▶ About this exercise:
Only lines with the string "arrow" should be returned from the data below.

Website and app data records:
---
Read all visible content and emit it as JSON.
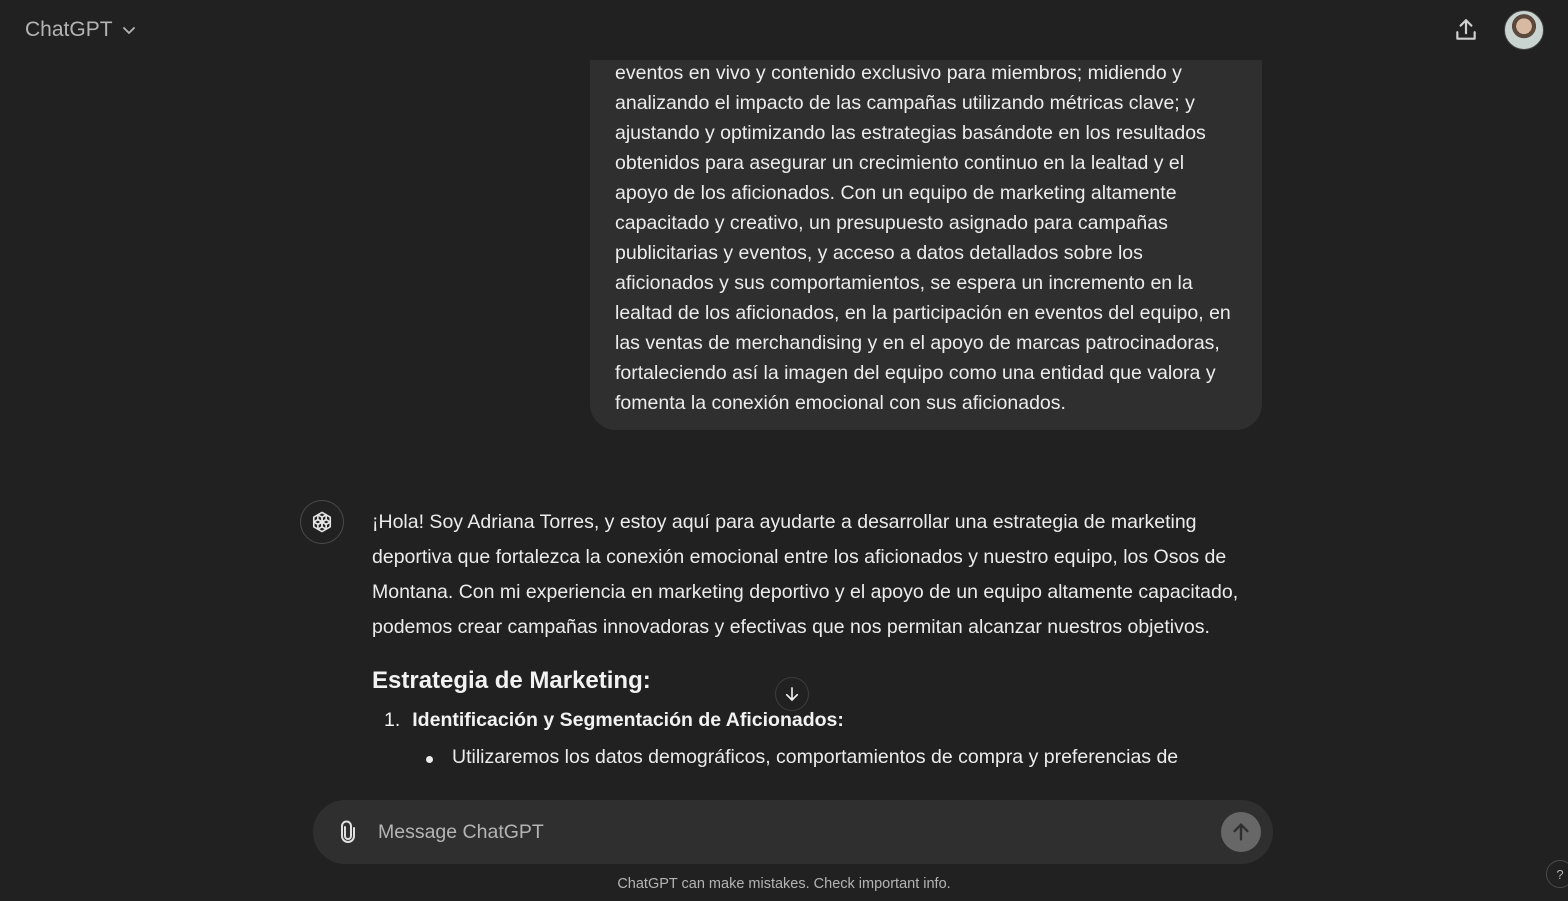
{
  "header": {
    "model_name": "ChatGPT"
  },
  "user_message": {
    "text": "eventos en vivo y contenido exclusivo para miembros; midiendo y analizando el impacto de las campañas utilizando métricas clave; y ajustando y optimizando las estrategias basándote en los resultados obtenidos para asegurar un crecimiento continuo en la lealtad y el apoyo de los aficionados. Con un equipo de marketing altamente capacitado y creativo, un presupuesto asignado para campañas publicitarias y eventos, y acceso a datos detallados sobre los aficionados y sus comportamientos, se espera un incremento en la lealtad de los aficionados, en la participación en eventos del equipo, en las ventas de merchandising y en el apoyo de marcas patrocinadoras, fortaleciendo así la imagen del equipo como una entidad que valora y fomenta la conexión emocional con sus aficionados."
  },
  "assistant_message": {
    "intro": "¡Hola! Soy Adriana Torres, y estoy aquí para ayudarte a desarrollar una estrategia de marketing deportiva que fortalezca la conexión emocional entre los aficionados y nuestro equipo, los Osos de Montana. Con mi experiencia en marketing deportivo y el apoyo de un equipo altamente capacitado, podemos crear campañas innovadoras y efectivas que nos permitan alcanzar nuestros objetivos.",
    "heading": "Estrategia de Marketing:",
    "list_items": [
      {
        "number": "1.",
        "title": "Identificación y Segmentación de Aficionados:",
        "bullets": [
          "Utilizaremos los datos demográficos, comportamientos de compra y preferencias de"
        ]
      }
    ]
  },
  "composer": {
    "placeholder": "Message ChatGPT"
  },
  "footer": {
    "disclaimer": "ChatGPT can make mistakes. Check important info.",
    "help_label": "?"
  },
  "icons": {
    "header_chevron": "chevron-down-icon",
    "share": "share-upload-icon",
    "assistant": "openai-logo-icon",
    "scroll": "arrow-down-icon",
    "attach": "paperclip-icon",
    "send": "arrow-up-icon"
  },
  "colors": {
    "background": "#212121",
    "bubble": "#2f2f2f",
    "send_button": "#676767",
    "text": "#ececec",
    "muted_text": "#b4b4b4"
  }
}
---
▶ Written answer:
    "scroll": "arrow-down-icon",
    "send": "arrow-up-icon"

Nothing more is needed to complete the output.